Your assignment.
All of the records that follow need to be copied word for word, without the pictures.

Records drawn from a dataset
┄┄┄┄┄┄

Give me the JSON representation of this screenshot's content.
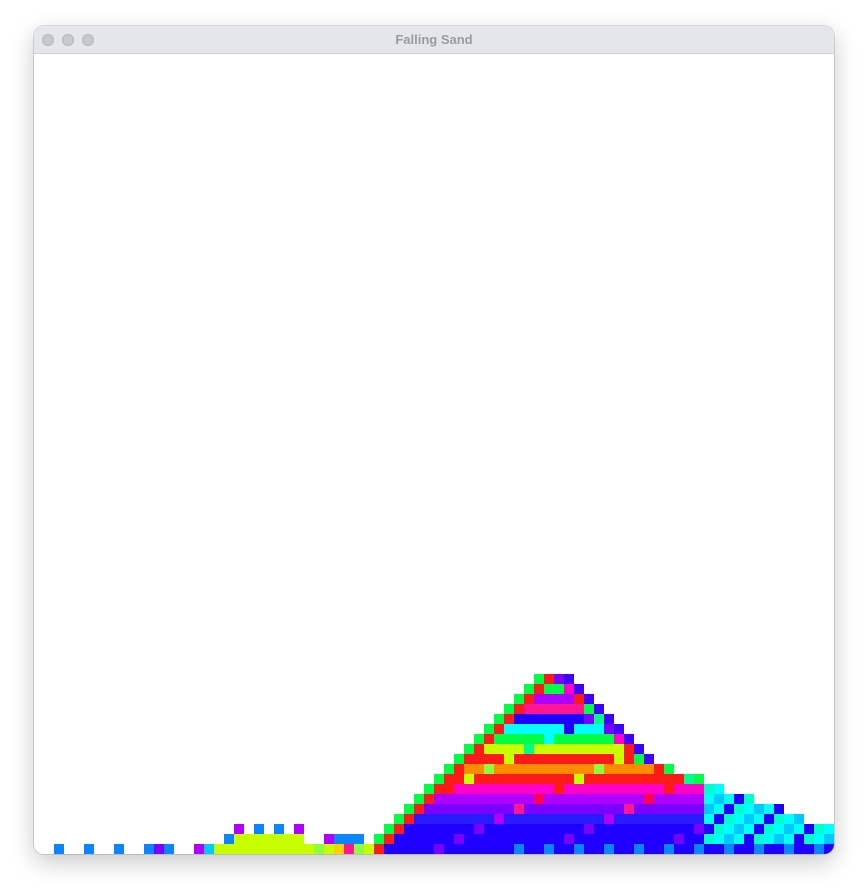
{
  "window": {
    "title": "Falling Sand"
  },
  "controls": {
    "close_icon": "close-icon",
    "minimize_icon": "minimize-icon",
    "zoom_icon": "zoom-icon"
  },
  "palette": [
    "#1f00ff",
    "#2a1aff",
    "#4000ff",
    "#7a00ff",
    "#b000ff",
    "#ff00c8",
    "#ff1493",
    "#ff0055",
    "#ff1a1a",
    "#ff8c00",
    "#ffd000",
    "#c8ff00",
    "#8cff3c",
    "#00ff44",
    "#00ff88",
    "#00ffcc",
    "#00ffff",
    "#00c8ff",
    "#0a84ff"
  ]
}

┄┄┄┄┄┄

Result for this exercise.
Give me the JSON representation of this screenshot's content.
{
  "window": {
    "title": "Falling Sand"
  },
  "controls": {
    "close_icon": "close-icon",
    "minimize_icon": "minimize-icon",
    "zoom_icon": "zoom-icon"
  },
  "palette": [
    "#1f00ff",
    "#2a1aff",
    "#4000ff",
    "#7a00ff",
    "#b000ff",
    "#ff00c8",
    "#ff1493",
    "#ff0055",
    "#ff1a1a",
    "#ff8c00",
    "#ffd000",
    "#c8ff00",
    "#8cff3c",
    "#00ff44",
    "#00ff88",
    "#00ffcc",
    "#00ffff",
    "#00c8ff",
    "#0a84ff"
  ]
}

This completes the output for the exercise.